◆ Your task ◆
Only the lines containing "workflow" belong in the answer; find them in the material below.

◆ Given data ◆

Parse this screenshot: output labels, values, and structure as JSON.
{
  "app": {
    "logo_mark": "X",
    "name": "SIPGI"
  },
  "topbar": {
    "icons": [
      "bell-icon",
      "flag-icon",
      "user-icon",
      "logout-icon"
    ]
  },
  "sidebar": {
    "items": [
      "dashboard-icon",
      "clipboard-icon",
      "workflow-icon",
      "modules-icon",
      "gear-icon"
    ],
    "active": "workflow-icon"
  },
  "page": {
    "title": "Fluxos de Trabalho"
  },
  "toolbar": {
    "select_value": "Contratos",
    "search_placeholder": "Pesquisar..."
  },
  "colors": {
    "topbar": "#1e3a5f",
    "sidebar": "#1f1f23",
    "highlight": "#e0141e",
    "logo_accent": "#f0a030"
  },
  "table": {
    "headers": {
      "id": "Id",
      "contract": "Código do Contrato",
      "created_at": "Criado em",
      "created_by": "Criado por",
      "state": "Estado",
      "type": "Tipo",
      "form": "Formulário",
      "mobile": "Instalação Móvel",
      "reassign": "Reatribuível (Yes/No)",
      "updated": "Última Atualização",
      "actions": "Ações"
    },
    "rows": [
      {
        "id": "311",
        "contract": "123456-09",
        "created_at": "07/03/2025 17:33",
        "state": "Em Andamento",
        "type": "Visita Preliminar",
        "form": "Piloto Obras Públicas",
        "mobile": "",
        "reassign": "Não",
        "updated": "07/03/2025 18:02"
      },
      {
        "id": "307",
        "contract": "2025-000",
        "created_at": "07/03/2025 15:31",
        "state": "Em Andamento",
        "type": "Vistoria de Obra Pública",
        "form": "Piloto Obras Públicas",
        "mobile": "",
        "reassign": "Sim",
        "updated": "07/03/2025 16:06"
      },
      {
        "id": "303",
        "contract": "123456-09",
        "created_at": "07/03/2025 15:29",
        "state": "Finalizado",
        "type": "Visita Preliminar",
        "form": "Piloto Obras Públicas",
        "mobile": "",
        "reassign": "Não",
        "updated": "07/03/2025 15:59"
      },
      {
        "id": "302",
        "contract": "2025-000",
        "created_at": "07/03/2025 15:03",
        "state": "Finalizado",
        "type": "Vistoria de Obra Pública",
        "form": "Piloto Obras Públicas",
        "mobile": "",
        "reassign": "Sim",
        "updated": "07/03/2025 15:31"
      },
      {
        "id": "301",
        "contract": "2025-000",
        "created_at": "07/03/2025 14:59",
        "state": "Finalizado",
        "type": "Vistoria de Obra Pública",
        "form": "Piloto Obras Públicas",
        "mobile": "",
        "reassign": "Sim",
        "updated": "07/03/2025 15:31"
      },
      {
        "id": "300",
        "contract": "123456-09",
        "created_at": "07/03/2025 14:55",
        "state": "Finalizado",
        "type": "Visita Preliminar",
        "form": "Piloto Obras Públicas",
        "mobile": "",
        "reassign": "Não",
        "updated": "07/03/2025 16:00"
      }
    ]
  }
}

◆ Reply ◆
      "workflow-icon",
    "active": "workflow-icon"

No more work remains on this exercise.